These days, I have one box, under my desk running all those servers.

I salute VMware for making VMware Server available to the masses.  For that matter I salute all the open source efforts (like virtualbox) for making virtualization available to the world at large -- and not just some anaemic faulty versions, but solid industrial strength virtualization.

Anyway, I've been mucking around with Ubuntu 9.10 Server of late and thought that it would be helpful to post the procedure I used to get it working with VMware Tools.  If you've done this before you already know that it's messier than the Windows install :).

I did this after running "sudo bash" to get me a long-lived privileged session after logging in to the administrator's account in Ubuntu.  Not sure about best practice, but it saves me a whole bunch of sudo's.

This guide assumes that you have a clean, fresh install of Ubuntu.

Step 1: Install Basic Headers, Sources and Dependencies

apt-get update
apt-get upgrade
apt-get install build-essential libproc-dev libdumbnet-dev psmisc linux-headers-`uname -r` libicu-dev libglib2.0-dev libfuse-dev

Step 2: Uninstall any instances of Open VM Tools or VMware Tools

apt-get remove open-vm-tools
perl /usr/bin/

Step 3: Get VMware Tools tarball from VMware Virtual CD/ISO

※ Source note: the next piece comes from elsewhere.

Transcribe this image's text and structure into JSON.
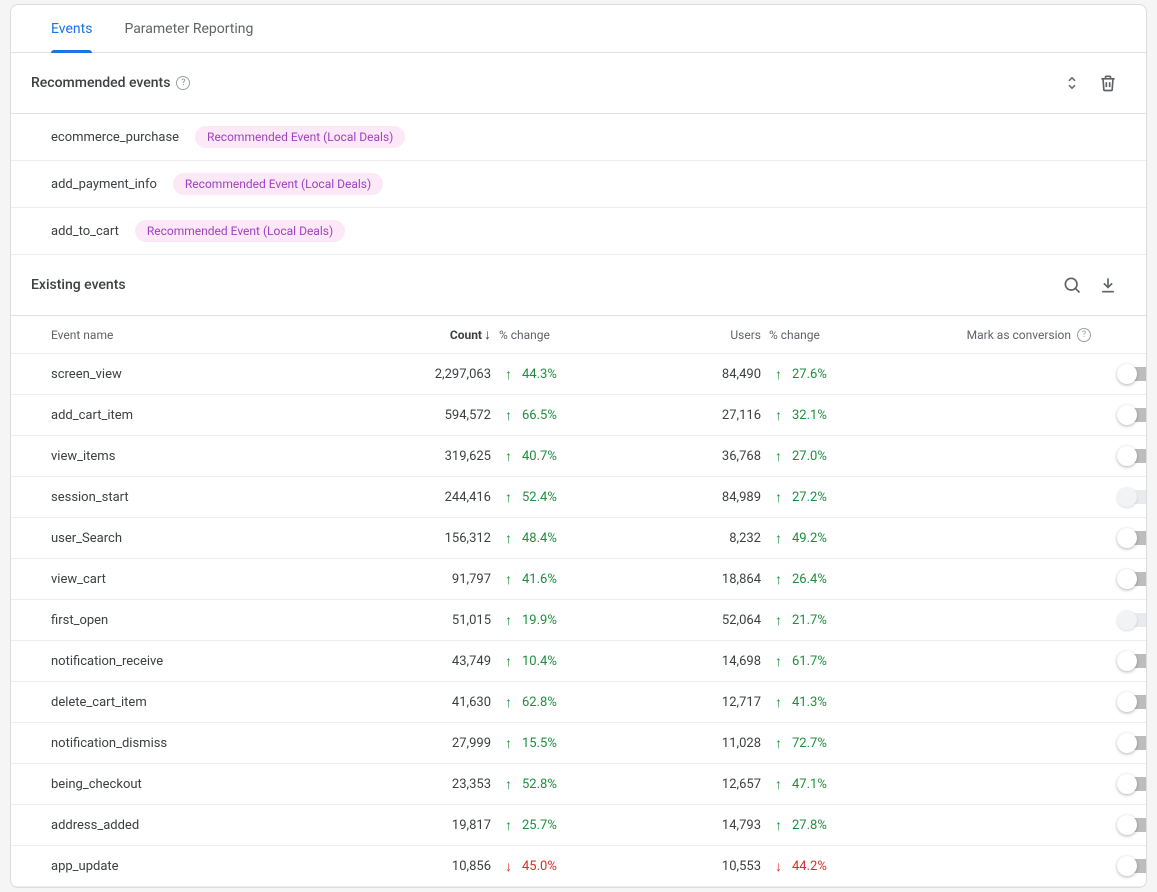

It needs to be made available by selecting "Install VMware Tools" from the VMware Server "Host" menu.  The command chain below will create a build directory, mount the CD-ROM, grab the file, and unmount the CD-ROM.  Yes, I'm anal that way.
mkdir /build && cd /build && mount /media/cdrom && cp /media/cdrom/VMwareTools-*.tar.gz /build && umount /media/cdrom

Step 4: Build VMware tools and configure modules as needed

cd /build
tar xzvf VMwareTools-*.tar.gz
cd vmware-tools*/
perl ./

You will be bombarded by configuration questions.  For the most part all the defaults will work just fine.  Building the modules seems to be a problem for me using the VMware Tools tarball from VMware 1.0.8, but you might get better results from a VMware 2+ install, in any case the startup and shutdown controls work fine.